-- YOUR GOAL --
Below are the records; count how many of their lines carry "JSON" and give only the number.

(Component data from apps and pages)
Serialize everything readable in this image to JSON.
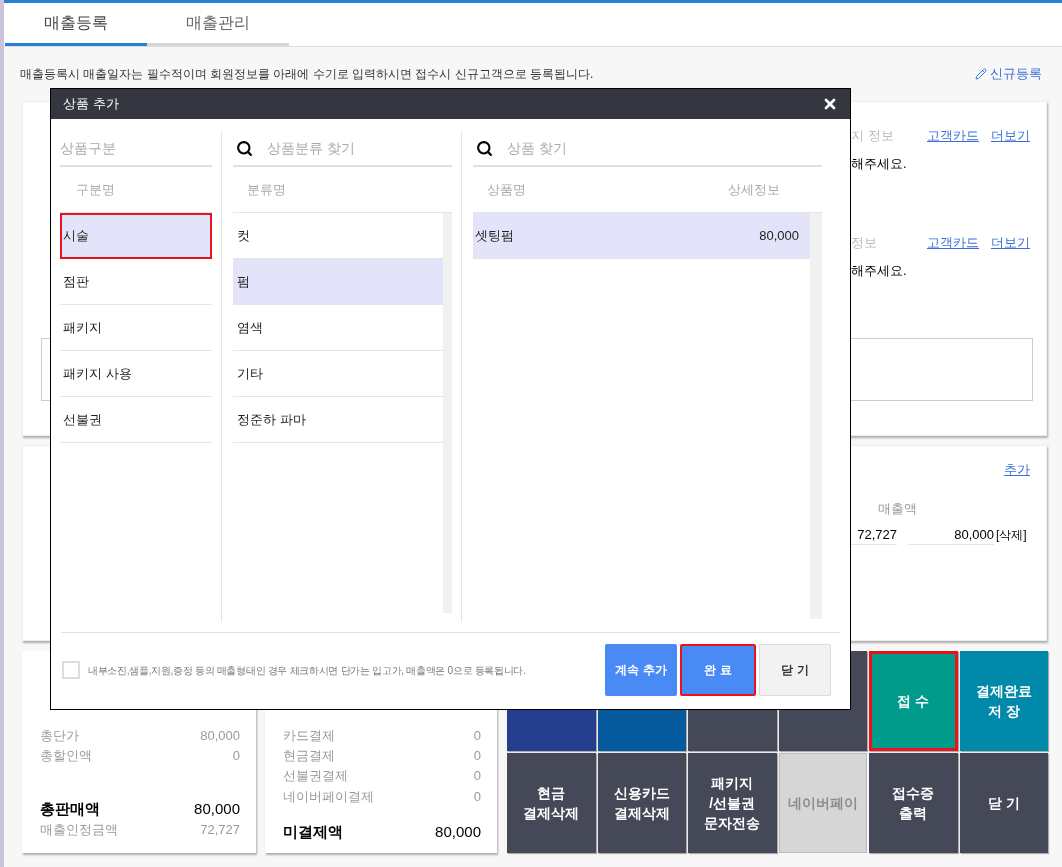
{
  "tabs": [
    {
      "label": "매출등록",
      "selected": true
    },
    {
      "label": "매출관리",
      "selected": false
    }
  ],
  "notice": "매출등록시 매출일자는 필수적이며 회원정보를 아래에 수기로 입력하시면 접수시 신규고객으로 등록됩니다.",
  "new_customer_link": "신규등록",
  "customer_card": {
    "sections": [
      {
        "label_fragment": "지 정보",
        "links": [
          "고객카드",
          "더보기"
        ],
        "message_fragment": "해주세요."
      },
      {
        "label_fragment": "정보",
        "links": [
          "고객카드",
          "더보기"
        ],
        "message_fragment": "해주세요."
      }
    ]
  },
  "items_card": {
    "add_link": "추가",
    "column_header": "매출액",
    "row": {
      "supply_value": "72,727",
      "amount": "80,000",
      "delete_link": "[삭제]"
    }
  },
  "summary": {
    "rows": [
      {
        "label": "총단가",
        "value": "80,000",
        "kind": "normal"
      },
      {
        "label": "총할인액",
        "value": "0",
        "kind": "normal"
      },
      {
        "label": "총판매액",
        "value": "80,000",
        "kind": "total"
      },
      {
        "label": "매출인정금액",
        "value": "72,727",
        "kind": "normal"
      }
    ]
  },
  "payments": {
    "rows": [
      {
        "label": "카드결제",
        "value": "0",
        "kind": "normal"
      },
      {
        "label": "현금결제",
        "value": "0",
        "kind": "normal"
      },
      {
        "label": "선불권결제",
        "value": "0",
        "kind": "normal"
      },
      {
        "label": "네이버페이결제",
        "value": "0",
        "kind": "normal"
      },
      {
        "label": "미결제액",
        "value": "80,000",
        "kind": "total"
      }
    ]
  },
  "action_buttons": [
    {
      "color": "#253f8e",
      "disabled": false,
      "highlighted": false
    },
    {
      "color": "#055a9e",
      "disabled": false,
      "highlighted": false
    },
    {
      "color": "#454857",
      "disabled": false,
      "highlighted": false
    },
    {
      "color": "#454857",
      "disabled": false,
      "highlighted": false
    },
    {
      "lines": [
        "접 수"
      ],
      "color": "#009b8a",
      "disabled": false,
      "highlighted": true
    },
    {
      "lines": [
        "결제완료",
        "저 장"
      ],
      "color": "#0089a9",
      "disabled": false,
      "highlighted": false
    },
    {
      "lines": [
        "현금",
        "결제삭제"
      ],
      "color": "#454857",
      "disabled": false,
      "highlighted": false
    },
    {
      "lines": [
        "신용카드",
        "결제삭제"
      ],
      "color": "#454857",
      "disabled": false,
      "highlighted": false
    },
    {
      "lines": [
        "패키지",
        "/선불권",
        "문자전송"
      ],
      "color": "#454857",
      "disabled": false,
      "highlighted": false
    },
    {
      "lines": [
        "네이버페이"
      ],
      "color": "#d6d6d6",
      "disabled": true,
      "highlighted": false
    },
    {
      "lines": [
        "접수증",
        "출력"
      ],
      "color": "#454857",
      "disabled": false,
      "highlighted": false
    },
    {
      "lines": [
        "닫 기"
      ],
      "color": "#454857",
      "disabled": false,
      "highlighted": false
    }
  ],
  "dialog": {
    "title": "상품 추가",
    "category_panel": {
      "heading": "상품구분",
      "column": "구분명",
      "items": [
        {
          "label": "시술",
          "selected": true,
          "highlighted": true
        },
        {
          "label": "점판",
          "selected": false,
          "highlighted": false
        },
        {
          "label": "패키지",
          "selected": false,
          "highlighted": false
        },
        {
          "label": "패키지 사용",
          "selected": false,
          "highlighted": false
        },
        {
          "label": "선불권",
          "selected": false,
          "highlighted": false
        }
      ]
    },
    "class_panel": {
      "search_placeholder": "상품분류 찾기",
      "column": "분류명",
      "items": [
        {
          "label": "컷",
          "selected": false
        },
        {
          "label": "펌",
          "selected": true
        },
        {
          "label": "염색",
          "selected": false
        },
        {
          "label": "기타",
          "selected": false
        },
        {
          "label": "정준하 파마",
          "selected": false
        }
      ]
    },
    "product_panel": {
      "search_placeholder": "상품 찾기",
      "columns": [
        "상품명",
        "상세정보"
      ],
      "rows": [
        {
          "name": "셋팅펌",
          "price": "80,000",
          "selected": true
        }
      ]
    },
    "zero_price_option": {
      "label": "내부소진,샘플,지원,증정 등의 매출형태인 경우 체크하시면 단가는 입고가, 매출액은 0으로 등록됩니다.",
      "checked": false
    },
    "buttons": [
      {
        "label": "계속 추가",
        "kind": "primary",
        "highlighted": false
      },
      {
        "label": "완 료",
        "kind": "primary",
        "highlighted": true
      },
      {
        "label": "닫 기",
        "kind": "secondary",
        "highlighted": false
      }
    ]
  }
}
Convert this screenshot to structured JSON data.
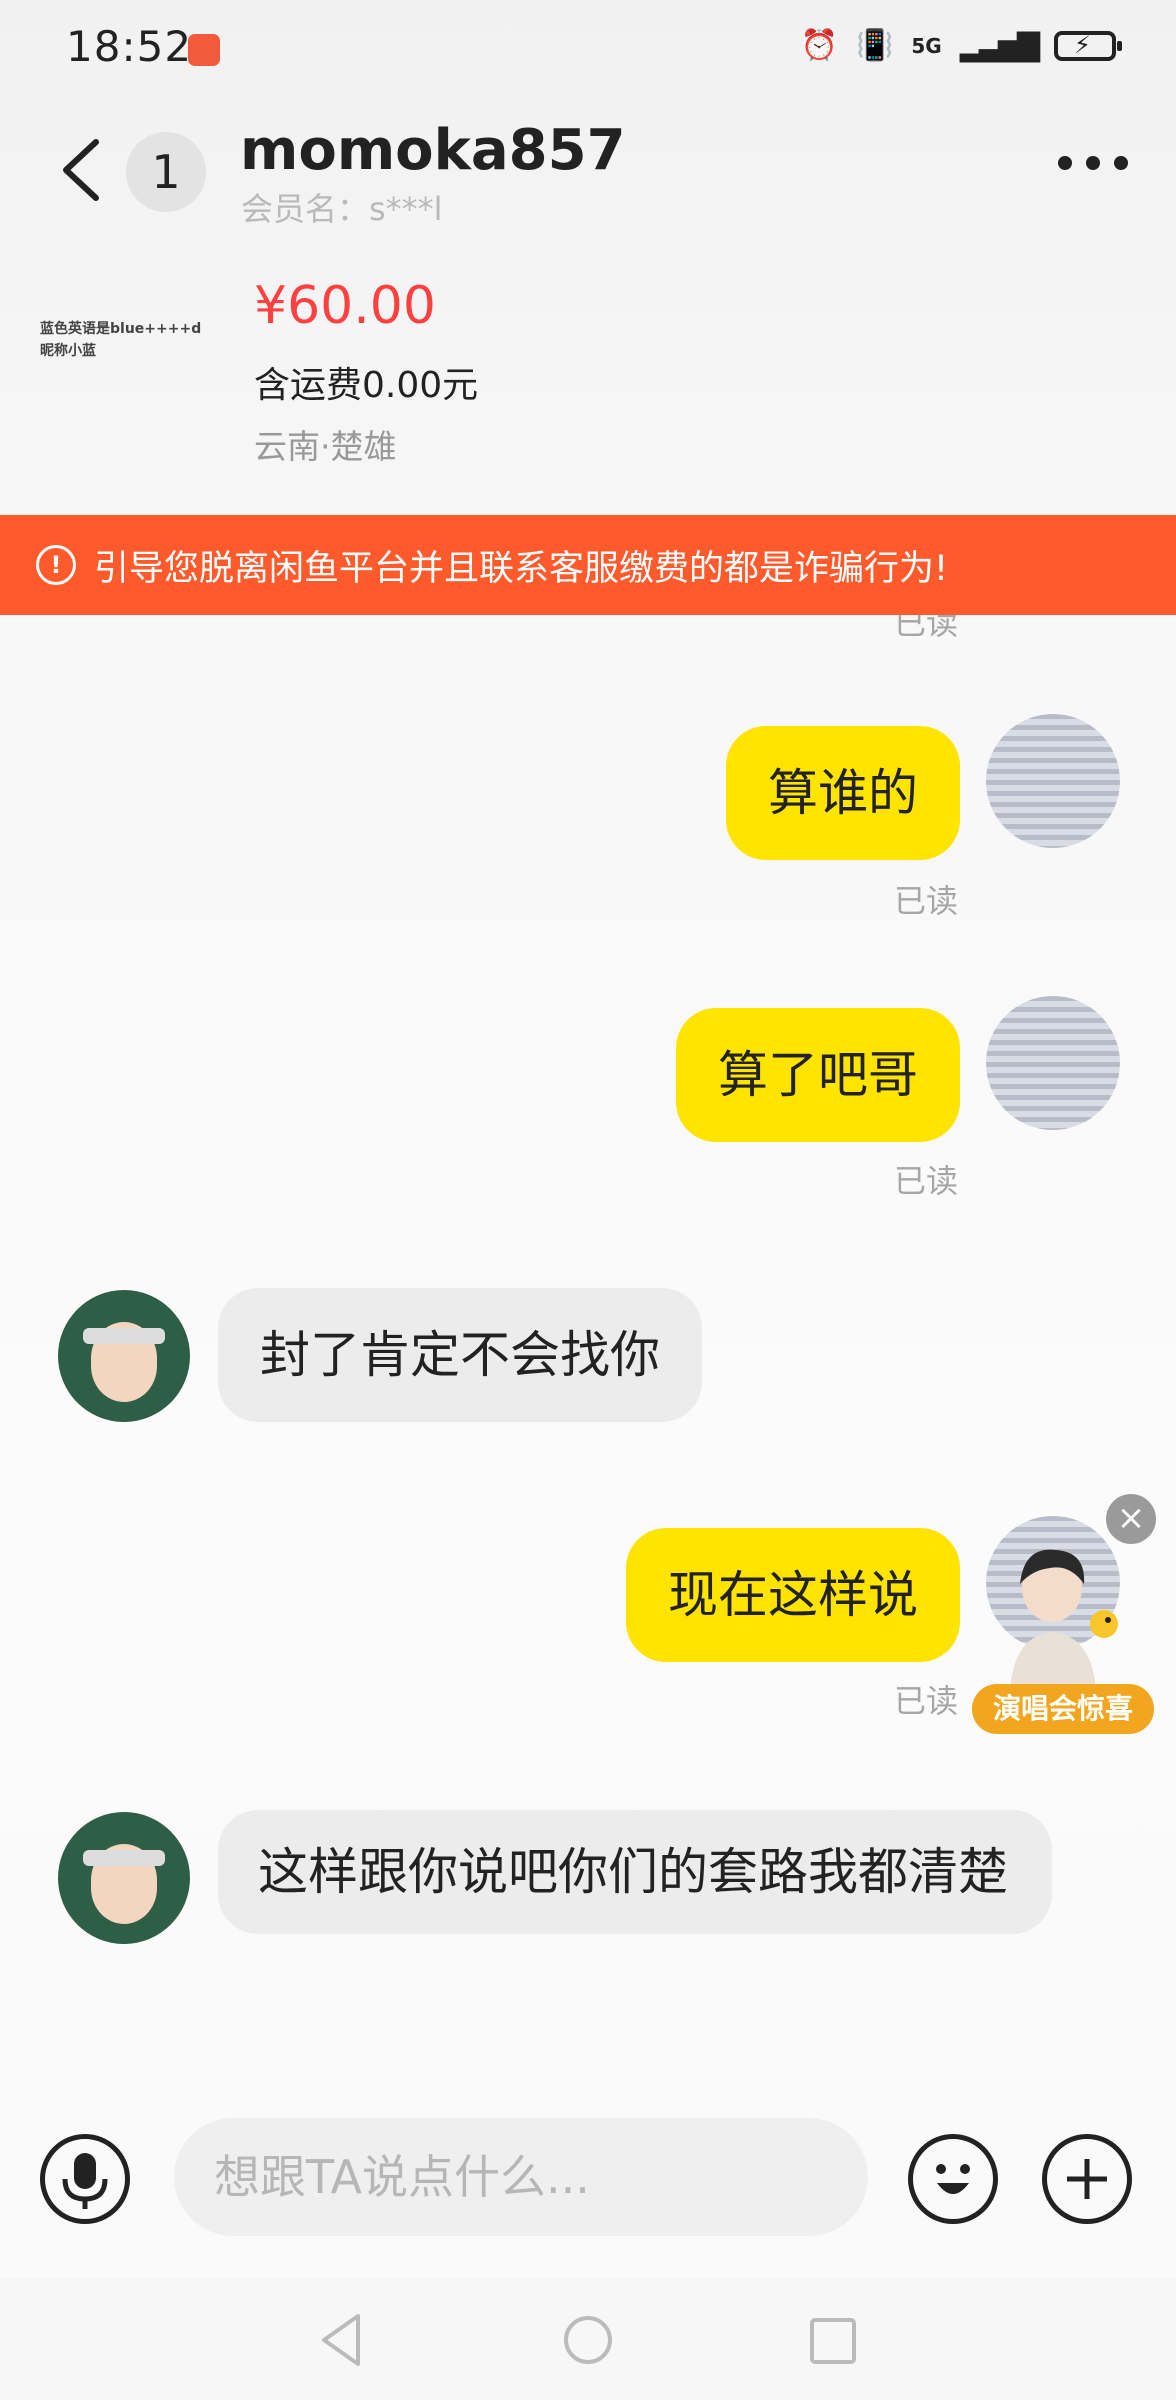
{
  "status_bar": {
    "time": "18:52",
    "network": "5G"
  },
  "header": {
    "unread_count": "1",
    "nickname": "momoka857",
    "member_label": "会员名：s***l",
    "more_icon": "more-dots-icon"
  },
  "product": {
    "thumb_lines": [
      "蓝色英语是blue++++d",
      "昵称小蓝"
    ],
    "price": "¥60.00",
    "shipping": "含运费0.00元",
    "location": "云南·楚雄"
  },
  "warning": {
    "text": "引导您脱离闲鱼平台并且联系客服缴费的都是诈骗行为!",
    "icon": "warning-circle-icon"
  },
  "messages": [
    {
      "from": "me",
      "text": "算谁的",
      "status": "已读"
    },
    {
      "from": "me",
      "text": "算了吧哥",
      "status": "已读"
    },
    {
      "from": "them",
      "text": "封了肯定不会找你"
    },
    {
      "from": "me",
      "text": "现在这样说",
      "status": "已读"
    },
    {
      "from": "them",
      "text": "这样跟你说吧你们的套路我都清楚"
    }
  ],
  "top_partial_status": "已读",
  "popup": {
    "badge": "演唱会惊喜"
  },
  "input": {
    "placeholder": "想跟TA说点什么..."
  },
  "colors": {
    "accent_yellow": "#ffe400",
    "warning_orange": "#ff5a2c",
    "price_red": "#ff4040"
  }
}
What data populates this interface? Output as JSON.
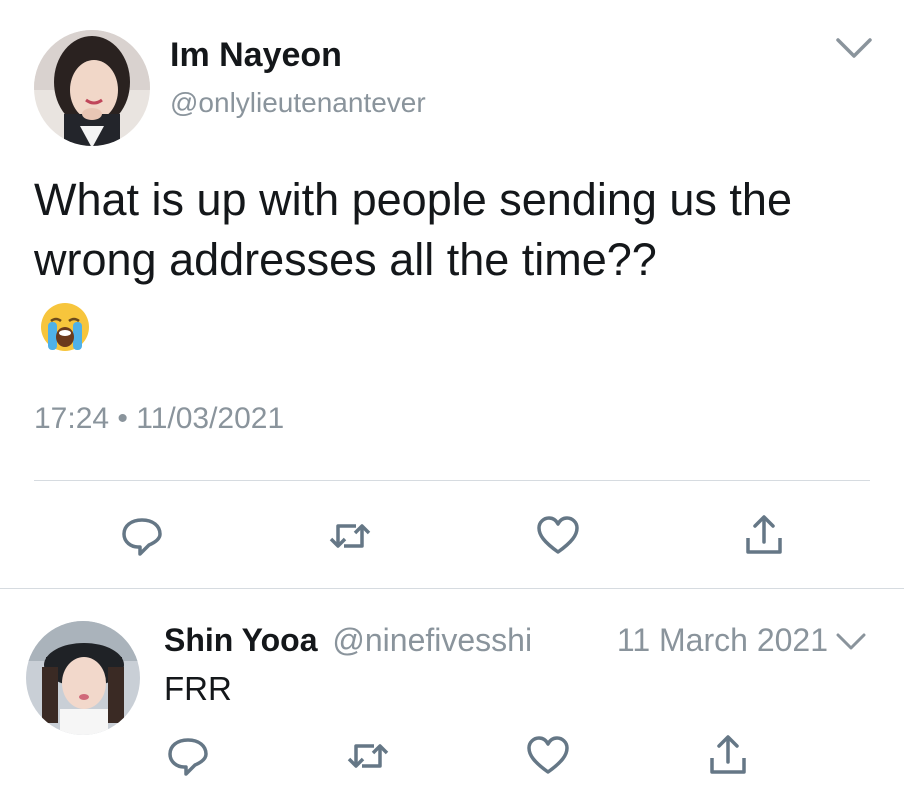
{
  "tweet": {
    "author_name": "Im Nayeon",
    "author_handle": "@onlylieutenantever",
    "text": "What is up with people sending us the wrong addresses all the time??",
    "emoji": "loudly-crying-face-emoji",
    "timestamp": "17:24 • 11/03/2021",
    "actions": [
      "reply-icon",
      "retweet-icon",
      "like-icon",
      "share-icon"
    ]
  },
  "reply": {
    "author_name": "Shin Yooa",
    "author_handle": "@ninefivesshi",
    "date": "11 March 2021",
    "text": "FRR",
    "actions": [
      "reply-icon",
      "retweet-icon",
      "like-icon",
      "share-icon"
    ]
  },
  "colors": {
    "text": "#14171a",
    "secondary": "#8a949c",
    "icon": "#657786",
    "divider": "#d6dbe0"
  }
}
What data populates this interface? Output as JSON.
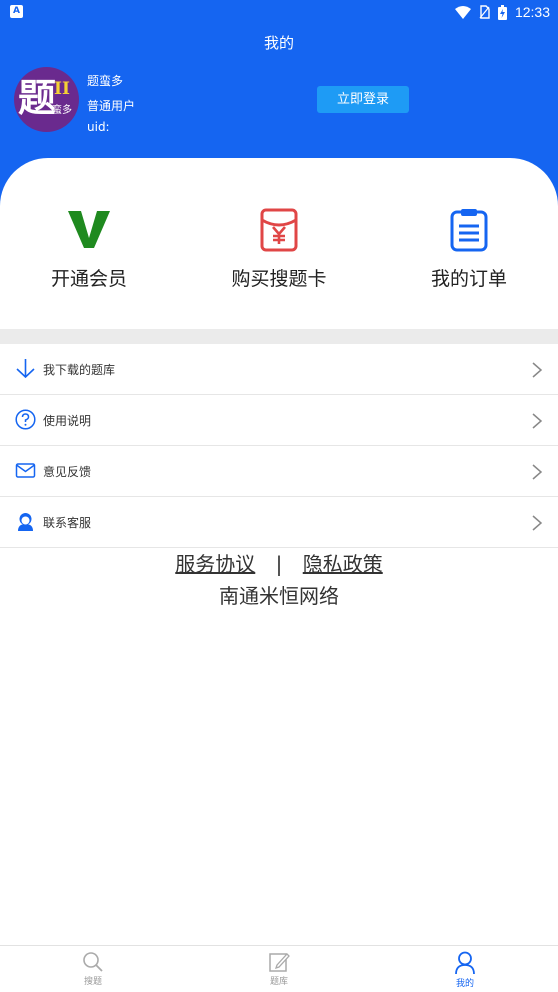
{
  "status_bar": {
    "left_badge": "A",
    "time": "12:33"
  },
  "header": {
    "title": "我的"
  },
  "user": {
    "avatar_text_main": "题",
    "avatar_text_side": "II",
    "avatar_text_sub": "蛮多",
    "name": "题蛮多",
    "type": "普通用户",
    "uid": "uid:",
    "login_label": "立即登录"
  },
  "actions": [
    {
      "label": "开通会员",
      "icon": "v-vip-icon",
      "color": "#1f8a1f"
    },
    {
      "label": "购买搜题卡",
      "icon": "yuan-card-icon",
      "color": "#e04646"
    },
    {
      "label": "我的订单",
      "icon": "order-list-icon",
      "color": "#1565f1"
    }
  ],
  "menu": [
    {
      "label": "我下载的题库",
      "icon": "download-icon"
    },
    {
      "label": "使用说明",
      "icon": "question-circle-icon"
    },
    {
      "label": "意见反馈",
      "icon": "mail-icon"
    },
    {
      "label": "联系客服",
      "icon": "customer-service-icon"
    }
  ],
  "footer": {
    "service_agreement": "服务协议",
    "separator": "|",
    "privacy_policy": "隐私政策",
    "company": "南通米恒网络"
  },
  "bottom_nav": [
    {
      "label": "搜题",
      "icon": "search-icon",
      "active": false
    },
    {
      "label": "题库",
      "icon": "edit-note-icon",
      "active": false
    },
    {
      "label": "我的",
      "icon": "user-icon",
      "active": true
    }
  ],
  "colors": {
    "primary": "#1565f1",
    "login_button": "#1e9bf5",
    "vip": "#1f8a1f",
    "card": "#e04646"
  }
}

-- EXERCISE RESULT --
4